* **About this task**
Reproduce the records word for word, apart from the images they contain.

Component data from apps and pages
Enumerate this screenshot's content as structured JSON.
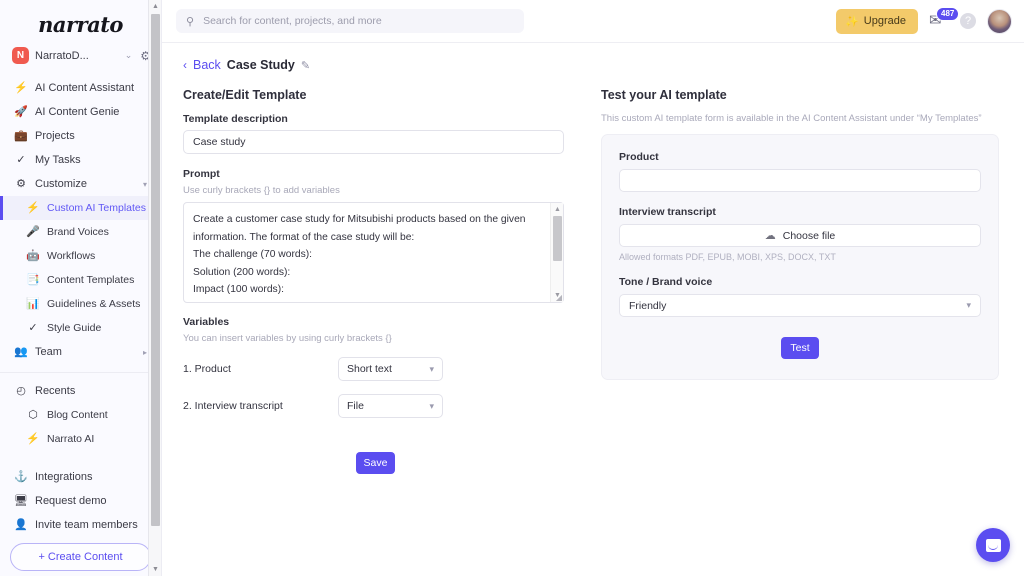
{
  "sidebar": {
    "logo": "narrato",
    "workspace": {
      "initial": "N",
      "name": "NarratoD...",
      "chevron": "⌄",
      "gear": "⚙"
    },
    "nav": [
      {
        "icon": "⚡",
        "label": "AI Content Assistant"
      },
      {
        "icon": "🚀",
        "label": "AI Content Genie"
      },
      {
        "icon": "💼",
        "label": "Projects"
      },
      {
        "icon": "✓",
        "label": "My Tasks"
      },
      {
        "icon": "⚙",
        "label": "Customize",
        "chevron": "▾"
      }
    ],
    "sub_nav": [
      {
        "icon": "⚡",
        "label": "Custom AI Templates",
        "active": true
      },
      {
        "icon": "🎤",
        "label": "Brand Voices"
      },
      {
        "icon": "🤖",
        "label": "Workflows"
      },
      {
        "icon": "📑",
        "label": "Content Templates"
      },
      {
        "icon": "📊",
        "label": "Guidelines & Assets"
      },
      {
        "icon": "✓",
        "label": "Style Guide"
      }
    ],
    "team": {
      "icon": "👥",
      "label": "Team",
      "chevron": "▸"
    },
    "recents": {
      "icon": "◴",
      "label": "Recents",
      "items": [
        {
          "icon": "⬡",
          "label": "Blog Content"
        },
        {
          "icon": "⚡",
          "label": "Narrato AI"
        }
      ]
    },
    "bottom": [
      {
        "icon": "⚓",
        "label": "Integrations"
      },
      {
        "icon": "🖥",
        "label": "Request demo"
      },
      {
        "icon": "👤",
        "label": "Invite team members"
      }
    ],
    "create_button": "+ Create Content"
  },
  "topbar": {
    "search_placeholder": "Search for content, projects, and more",
    "search_value": "",
    "search_icon": "⚲",
    "upgrade_label": "Upgrade",
    "upgrade_icon": "✨",
    "mail_icon": "✉",
    "mail_badge": "487",
    "help_icon": "?"
  },
  "breadcrumb": {
    "chevron": "‹",
    "back": "Back",
    "title": "Case Study",
    "edit_icon": "✎"
  },
  "left": {
    "section_title": "Create/Edit Template",
    "description_label": "Template description",
    "description_value": "Case study",
    "description_placeholder": "",
    "prompt_label": "Prompt",
    "prompt_hint": "Use curly brackets {} to add variables",
    "prompt_value": "Create a customer case study for Mitsubishi products based on the given information. The format of the case study will be:\nThe challenge (70 words):\nSolution (200 words):\nImpact (100 words):",
    "variables_label": "Variables",
    "variables_hint": "You can insert variables by using curly brackets {}",
    "variables": [
      {
        "name": "1. Product",
        "type": "Short text"
      },
      {
        "name": "2. Interview transcript",
        "type": "File"
      }
    ],
    "save_label": "Save"
  },
  "right": {
    "section_title": "Test your AI template",
    "subtitle": "This custom AI template form is available in the AI Content Assistant under “My Templates”",
    "product_label": "Product",
    "product_value": "",
    "transcript_label": "Interview transcript",
    "choose_file_label": "Choose file",
    "choose_file_icon": "☁",
    "allowed_formats": "Allowed formats PDF, EPUB, MOBI, XPS, DOCX, TXT",
    "tone_label": "Tone / Brand voice",
    "tone_value": "Friendly",
    "test_label": "Test"
  },
  "chat": {
    "icon": "chat-bubble-icon"
  },
  "colors": {
    "accent": "#5b4df0",
    "upgrade": "#f3ca6a",
    "workspace_badge": "#f05a4f",
    "sidebar_bg": "#fafaff",
    "card_bg": "#f7f7fb"
  }
}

* **Solution to this exercise**
Enumerate this screenshot's content as structured JSON.
{
  "sidebar": {
    "logo": "narrato",
    "workspace": {
      "initial": "N",
      "name": "NarratoD...",
      "chevron": "⌄",
      "gear": "⚙"
    },
    "nav": [
      {
        "icon": "⚡",
        "label": "AI Content Assistant"
      },
      {
        "icon": "🚀",
        "label": "AI Content Genie"
      },
      {
        "icon": "💼",
        "label": "Projects"
      },
      {
        "icon": "✓",
        "label": "My Tasks"
      },
      {
        "icon": "⚙",
        "label": "Customize",
        "chevron": "▾"
      }
    ],
    "sub_nav": [
      {
        "icon": "⚡",
        "label": "Custom AI Templates",
        "active": true
      },
      {
        "icon": "🎤",
        "label": "Brand Voices"
      },
      {
        "icon": "🤖",
        "label": "Workflows"
      },
      {
        "icon": "📑",
        "label": "Content Templates"
      },
      {
        "icon": "📊",
        "label": "Guidelines & Assets"
      },
      {
        "icon": "✓",
        "label": "Style Guide"
      }
    ],
    "team": {
      "icon": "👥",
      "label": "Team",
      "chevron": "▸"
    },
    "recents": {
      "icon": "◴",
      "label": "Recents",
      "items": [
        {
          "icon": "⬡",
          "label": "Blog Content"
        },
        {
          "icon": "⚡",
          "label": "Narrato AI"
        }
      ]
    },
    "bottom": [
      {
        "icon": "⚓",
        "label": "Integrations"
      },
      {
        "icon": "🖥",
        "label": "Request demo"
      },
      {
        "icon": "👤",
        "label": "Invite team members"
      }
    ],
    "create_button": "+ Create Content"
  },
  "topbar": {
    "search_placeholder": "Search for content, projects, and more",
    "search_value": "",
    "search_icon": "⚲",
    "upgrade_label": "Upgrade",
    "upgrade_icon": "✨",
    "mail_icon": "✉",
    "mail_badge": "487",
    "help_icon": "?"
  },
  "breadcrumb": {
    "chevron": "‹",
    "back": "Back",
    "title": "Case Study",
    "edit_icon": "✎"
  },
  "left": {
    "section_title": "Create/Edit Template",
    "description_label": "Template description",
    "description_value": "Case study",
    "description_placeholder": "",
    "prompt_label": "Prompt",
    "prompt_hint": "Use curly brackets {} to add variables",
    "prompt_value": "Create a customer case study for Mitsubishi products based on the given information. The format of the case study will be:\nThe challenge (70 words):\nSolution (200 words):\nImpact (100 words):",
    "variables_label": "Variables",
    "variables_hint": "You can insert variables by using curly brackets {}",
    "variables": [
      {
        "name": "1. Product",
        "type": "Short text"
      },
      {
        "name": "2. Interview transcript",
        "type": "File"
      }
    ],
    "save_label": "Save"
  },
  "right": {
    "section_title": "Test your AI template",
    "subtitle": "This custom AI template form is available in the AI Content Assistant under “My Templates”",
    "product_label": "Product",
    "product_value": "",
    "transcript_label": "Interview transcript",
    "choose_file_label": "Choose file",
    "choose_file_icon": "☁",
    "allowed_formats": "Allowed formats PDF, EPUB, MOBI, XPS, DOCX, TXT",
    "tone_label": "Tone / Brand voice",
    "tone_value": "Friendly",
    "test_label": "Test"
  },
  "chat": {
    "icon": "chat-bubble-icon"
  },
  "colors": {
    "accent": "#5b4df0",
    "upgrade": "#f3ca6a",
    "workspace_badge": "#f05a4f",
    "sidebar_bg": "#fafaff",
    "card_bg": "#f7f7fb"
  }
}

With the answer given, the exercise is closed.